Sapience, Sentience

20 years ago, I worried a lot about Brandom’s sharp distinction of sapience or reason from mere sentience or bare awareness. It was not until the Woodbridge lectures reprinted in Reason and Philosophy (2009) that I began to develop a more favorable view of Kant that helped make this more comfortable. Thanks to Brandom and others I read later, I now have a very different way of understanding Kant’s dualistic-sounding moments. (See What Is “I”; Empirical-Transcendental Doublet.)

Sapience is just emergent second nature resulting from an accumulation of practical doings and dialogue that is not just arithmetical but somewhat tending toward coherence and improvement. We are thus reunited with Aristotle. (See Rational/Talking Animal.) On such a basis, a very sharp distinction is fine.
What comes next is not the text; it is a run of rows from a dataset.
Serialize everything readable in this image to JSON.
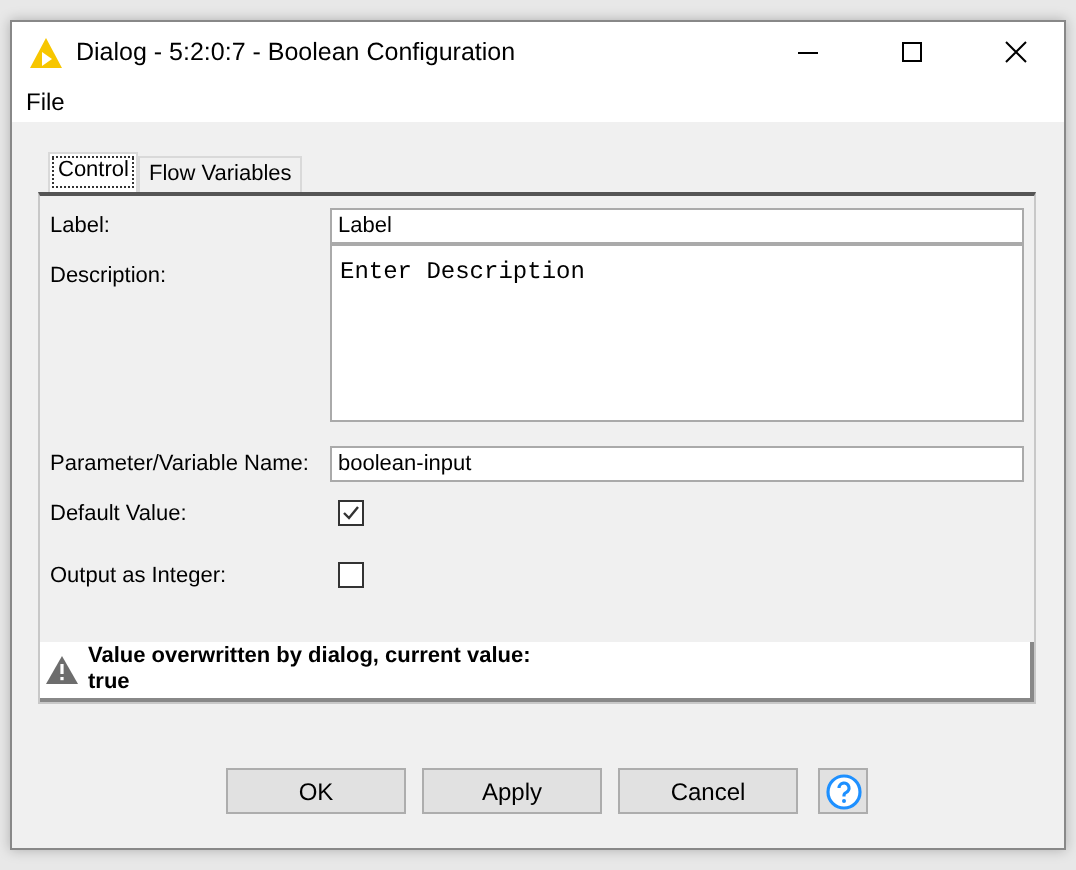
{
  "window": {
    "title": "Dialog - 5:2:0:7 - Boolean Configuration"
  },
  "menu": [
    "File"
  ],
  "tabs": [
    {
      "label": "Control",
      "selected": true
    },
    {
      "label": "Flow Variables",
      "selected": false
    }
  ],
  "fields": [
    {
      "kind": "text",
      "label": "Label:",
      "value": "Label"
    },
    {
      "kind": "textarea",
      "label": "Description:",
      "value": "Enter Description"
    },
    {
      "kind": "text",
      "label": "Parameter/Variable Name:",
      "value": "boolean-input"
    },
    {
      "kind": "checkbox",
      "label": "Default Value:",
      "checked": true
    },
    {
      "kind": "checkbox",
      "label": "Output as Integer:",
      "checked": false
    }
  ],
  "warning": {
    "lines": [
      "Value overwritten by dialog, current value:",
      "true"
    ]
  },
  "buttons": [
    "OK",
    "Apply",
    "Cancel"
  ]
}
(I am intrigued by the fact that the very first sentence of chapter 1 gives Aristotle a nod: “‘We’ is said in many ways.” Also, he clearly refers to an ancient point of view emphasizing discursive rationality as preceding Enlightenment representationalism. Discursive-rational inquiring and explaining is older than modern abstractly referential pointing. Discursive rationality, I want to say, is a decisive move away from unthinking traditionalism that long preceded modernity as usually understood. As soon as we begin to inquire about reasons, the door is open.)

Like most people probably do, I used to implicitly assume an empirical meaning for “I”. Wishing not to dwell on Subject or self, I therefore used to carefully avoid first-person references in serious writing. The Kantian notion of an explicitly empty I as mobile index of a unity of apperception — composed with Brandom’s notion of unity of apperception as an ethical task — has freed me from such scruples. The I that speaks can rise above circumstance.